(Page and application data records)
[Start of section]

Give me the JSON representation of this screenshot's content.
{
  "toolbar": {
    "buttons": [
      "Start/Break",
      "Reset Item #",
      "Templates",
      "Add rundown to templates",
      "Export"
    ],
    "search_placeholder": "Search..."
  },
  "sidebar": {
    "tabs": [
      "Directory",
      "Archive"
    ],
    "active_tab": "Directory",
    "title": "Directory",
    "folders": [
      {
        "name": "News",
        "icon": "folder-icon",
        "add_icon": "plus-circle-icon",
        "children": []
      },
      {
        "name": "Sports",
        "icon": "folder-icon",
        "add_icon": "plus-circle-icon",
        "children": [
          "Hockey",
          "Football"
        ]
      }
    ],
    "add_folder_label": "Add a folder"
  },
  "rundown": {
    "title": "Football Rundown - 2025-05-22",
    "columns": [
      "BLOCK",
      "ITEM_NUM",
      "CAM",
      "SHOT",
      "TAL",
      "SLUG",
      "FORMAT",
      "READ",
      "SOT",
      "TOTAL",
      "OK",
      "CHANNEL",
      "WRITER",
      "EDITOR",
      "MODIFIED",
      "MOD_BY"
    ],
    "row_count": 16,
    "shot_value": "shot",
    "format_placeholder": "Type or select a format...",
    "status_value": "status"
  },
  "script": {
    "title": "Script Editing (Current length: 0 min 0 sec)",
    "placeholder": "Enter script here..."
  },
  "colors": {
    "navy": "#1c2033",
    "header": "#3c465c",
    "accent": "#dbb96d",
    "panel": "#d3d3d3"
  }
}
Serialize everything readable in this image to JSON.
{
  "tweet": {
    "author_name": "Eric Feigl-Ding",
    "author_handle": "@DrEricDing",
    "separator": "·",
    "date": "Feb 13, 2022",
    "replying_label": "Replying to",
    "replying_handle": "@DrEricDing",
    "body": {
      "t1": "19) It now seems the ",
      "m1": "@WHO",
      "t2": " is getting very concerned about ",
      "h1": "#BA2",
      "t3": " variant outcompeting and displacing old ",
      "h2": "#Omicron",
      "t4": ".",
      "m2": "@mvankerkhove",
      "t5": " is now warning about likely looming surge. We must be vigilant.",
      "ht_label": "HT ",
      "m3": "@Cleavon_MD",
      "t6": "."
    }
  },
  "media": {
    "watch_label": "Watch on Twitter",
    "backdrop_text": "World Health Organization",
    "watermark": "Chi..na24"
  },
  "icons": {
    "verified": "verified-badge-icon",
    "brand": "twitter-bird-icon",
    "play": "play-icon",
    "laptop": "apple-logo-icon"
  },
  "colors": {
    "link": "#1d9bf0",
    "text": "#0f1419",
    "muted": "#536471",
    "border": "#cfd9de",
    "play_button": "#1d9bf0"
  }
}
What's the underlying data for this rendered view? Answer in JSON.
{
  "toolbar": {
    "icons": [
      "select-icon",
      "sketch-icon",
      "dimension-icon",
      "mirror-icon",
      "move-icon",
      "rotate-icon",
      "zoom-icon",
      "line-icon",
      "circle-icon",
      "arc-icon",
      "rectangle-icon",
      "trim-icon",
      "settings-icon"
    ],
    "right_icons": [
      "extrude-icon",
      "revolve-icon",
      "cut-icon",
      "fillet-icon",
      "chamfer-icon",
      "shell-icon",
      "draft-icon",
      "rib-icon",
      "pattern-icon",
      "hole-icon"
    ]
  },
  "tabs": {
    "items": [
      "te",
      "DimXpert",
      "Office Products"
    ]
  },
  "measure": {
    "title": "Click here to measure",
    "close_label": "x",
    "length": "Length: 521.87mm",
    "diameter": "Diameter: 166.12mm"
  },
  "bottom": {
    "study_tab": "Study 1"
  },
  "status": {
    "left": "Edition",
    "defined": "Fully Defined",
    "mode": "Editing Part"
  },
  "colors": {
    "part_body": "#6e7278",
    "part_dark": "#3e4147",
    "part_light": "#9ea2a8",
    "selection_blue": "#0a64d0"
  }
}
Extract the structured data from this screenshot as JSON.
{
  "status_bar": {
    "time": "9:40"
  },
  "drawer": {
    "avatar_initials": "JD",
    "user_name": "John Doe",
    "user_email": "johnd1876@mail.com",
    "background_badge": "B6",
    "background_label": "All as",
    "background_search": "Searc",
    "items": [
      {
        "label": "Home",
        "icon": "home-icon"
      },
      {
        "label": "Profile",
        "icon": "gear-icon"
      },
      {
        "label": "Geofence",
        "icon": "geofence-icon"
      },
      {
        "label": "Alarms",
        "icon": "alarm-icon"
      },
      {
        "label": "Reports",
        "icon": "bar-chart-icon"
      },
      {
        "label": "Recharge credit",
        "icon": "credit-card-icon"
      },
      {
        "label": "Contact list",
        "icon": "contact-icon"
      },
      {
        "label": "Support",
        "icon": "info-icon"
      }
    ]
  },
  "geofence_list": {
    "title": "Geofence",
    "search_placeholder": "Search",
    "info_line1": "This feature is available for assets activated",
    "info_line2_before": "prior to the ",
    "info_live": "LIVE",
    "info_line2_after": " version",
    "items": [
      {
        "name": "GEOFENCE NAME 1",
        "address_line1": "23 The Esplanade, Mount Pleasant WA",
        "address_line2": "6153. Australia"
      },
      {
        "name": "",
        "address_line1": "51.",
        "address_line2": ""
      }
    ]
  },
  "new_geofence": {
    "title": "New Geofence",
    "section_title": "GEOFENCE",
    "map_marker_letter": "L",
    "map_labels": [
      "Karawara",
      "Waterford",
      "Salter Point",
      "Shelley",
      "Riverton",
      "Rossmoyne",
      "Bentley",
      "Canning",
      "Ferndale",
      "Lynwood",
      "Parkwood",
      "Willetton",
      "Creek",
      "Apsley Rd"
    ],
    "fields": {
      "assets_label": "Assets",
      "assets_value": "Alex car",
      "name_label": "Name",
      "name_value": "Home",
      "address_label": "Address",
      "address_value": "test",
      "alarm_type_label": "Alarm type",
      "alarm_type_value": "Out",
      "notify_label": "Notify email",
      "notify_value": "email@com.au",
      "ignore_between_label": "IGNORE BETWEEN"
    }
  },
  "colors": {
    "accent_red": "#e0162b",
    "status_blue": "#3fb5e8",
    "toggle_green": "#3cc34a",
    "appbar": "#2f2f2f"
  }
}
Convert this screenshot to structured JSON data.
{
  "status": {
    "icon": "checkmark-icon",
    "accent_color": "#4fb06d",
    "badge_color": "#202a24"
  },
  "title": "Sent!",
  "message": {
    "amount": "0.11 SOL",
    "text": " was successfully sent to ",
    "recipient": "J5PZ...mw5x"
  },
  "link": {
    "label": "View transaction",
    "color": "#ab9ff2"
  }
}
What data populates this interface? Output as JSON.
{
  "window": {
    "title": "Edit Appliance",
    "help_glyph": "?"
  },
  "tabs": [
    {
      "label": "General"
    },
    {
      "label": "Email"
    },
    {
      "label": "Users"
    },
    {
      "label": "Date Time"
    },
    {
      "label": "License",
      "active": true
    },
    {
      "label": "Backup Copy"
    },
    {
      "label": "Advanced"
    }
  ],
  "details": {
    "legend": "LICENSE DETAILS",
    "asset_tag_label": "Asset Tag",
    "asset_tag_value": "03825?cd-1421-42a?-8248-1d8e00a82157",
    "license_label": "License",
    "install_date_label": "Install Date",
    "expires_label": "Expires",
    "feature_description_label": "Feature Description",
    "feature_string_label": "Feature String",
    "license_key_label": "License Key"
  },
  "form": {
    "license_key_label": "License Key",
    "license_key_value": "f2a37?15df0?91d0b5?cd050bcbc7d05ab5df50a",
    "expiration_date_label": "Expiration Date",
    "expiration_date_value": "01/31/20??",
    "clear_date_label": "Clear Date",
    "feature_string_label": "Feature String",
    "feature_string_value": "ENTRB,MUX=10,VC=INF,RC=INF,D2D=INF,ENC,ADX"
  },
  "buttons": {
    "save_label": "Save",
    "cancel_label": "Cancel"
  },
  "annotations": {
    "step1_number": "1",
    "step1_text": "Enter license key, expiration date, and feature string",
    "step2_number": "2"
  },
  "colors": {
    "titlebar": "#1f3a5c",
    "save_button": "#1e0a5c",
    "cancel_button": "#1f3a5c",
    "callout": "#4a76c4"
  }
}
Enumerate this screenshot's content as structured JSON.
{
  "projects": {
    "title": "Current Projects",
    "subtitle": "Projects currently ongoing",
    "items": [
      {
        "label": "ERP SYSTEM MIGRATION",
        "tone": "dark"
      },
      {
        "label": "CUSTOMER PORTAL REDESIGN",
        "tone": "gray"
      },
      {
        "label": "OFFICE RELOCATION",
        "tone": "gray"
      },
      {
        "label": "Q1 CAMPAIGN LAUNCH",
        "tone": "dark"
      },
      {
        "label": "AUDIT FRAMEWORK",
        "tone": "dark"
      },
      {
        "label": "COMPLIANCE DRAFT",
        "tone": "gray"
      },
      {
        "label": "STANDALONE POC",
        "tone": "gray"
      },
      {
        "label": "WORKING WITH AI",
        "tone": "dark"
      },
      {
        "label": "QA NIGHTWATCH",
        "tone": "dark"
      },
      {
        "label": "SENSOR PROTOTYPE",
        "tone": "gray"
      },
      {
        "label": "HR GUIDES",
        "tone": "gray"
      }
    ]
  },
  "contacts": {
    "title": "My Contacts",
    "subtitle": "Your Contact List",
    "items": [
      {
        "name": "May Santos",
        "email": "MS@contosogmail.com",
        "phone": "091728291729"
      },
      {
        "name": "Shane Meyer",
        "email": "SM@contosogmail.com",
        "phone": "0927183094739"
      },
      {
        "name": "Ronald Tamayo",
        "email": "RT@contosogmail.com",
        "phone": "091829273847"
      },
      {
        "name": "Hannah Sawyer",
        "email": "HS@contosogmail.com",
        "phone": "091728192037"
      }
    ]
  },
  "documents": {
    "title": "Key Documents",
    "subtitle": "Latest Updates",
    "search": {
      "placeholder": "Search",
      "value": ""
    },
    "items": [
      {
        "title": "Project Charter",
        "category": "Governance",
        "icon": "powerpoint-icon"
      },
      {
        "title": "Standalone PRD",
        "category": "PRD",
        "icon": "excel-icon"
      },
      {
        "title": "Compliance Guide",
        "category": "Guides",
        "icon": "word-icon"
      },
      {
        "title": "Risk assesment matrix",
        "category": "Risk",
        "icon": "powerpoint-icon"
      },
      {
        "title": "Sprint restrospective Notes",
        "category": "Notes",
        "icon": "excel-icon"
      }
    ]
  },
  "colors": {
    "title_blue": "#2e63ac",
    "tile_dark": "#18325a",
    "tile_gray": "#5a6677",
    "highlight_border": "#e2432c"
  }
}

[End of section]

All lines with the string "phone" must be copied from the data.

        "phone": "091728291729"
        "phone": "0927183094739"
        "phone": "091829273847"
        "phone": "091728192037"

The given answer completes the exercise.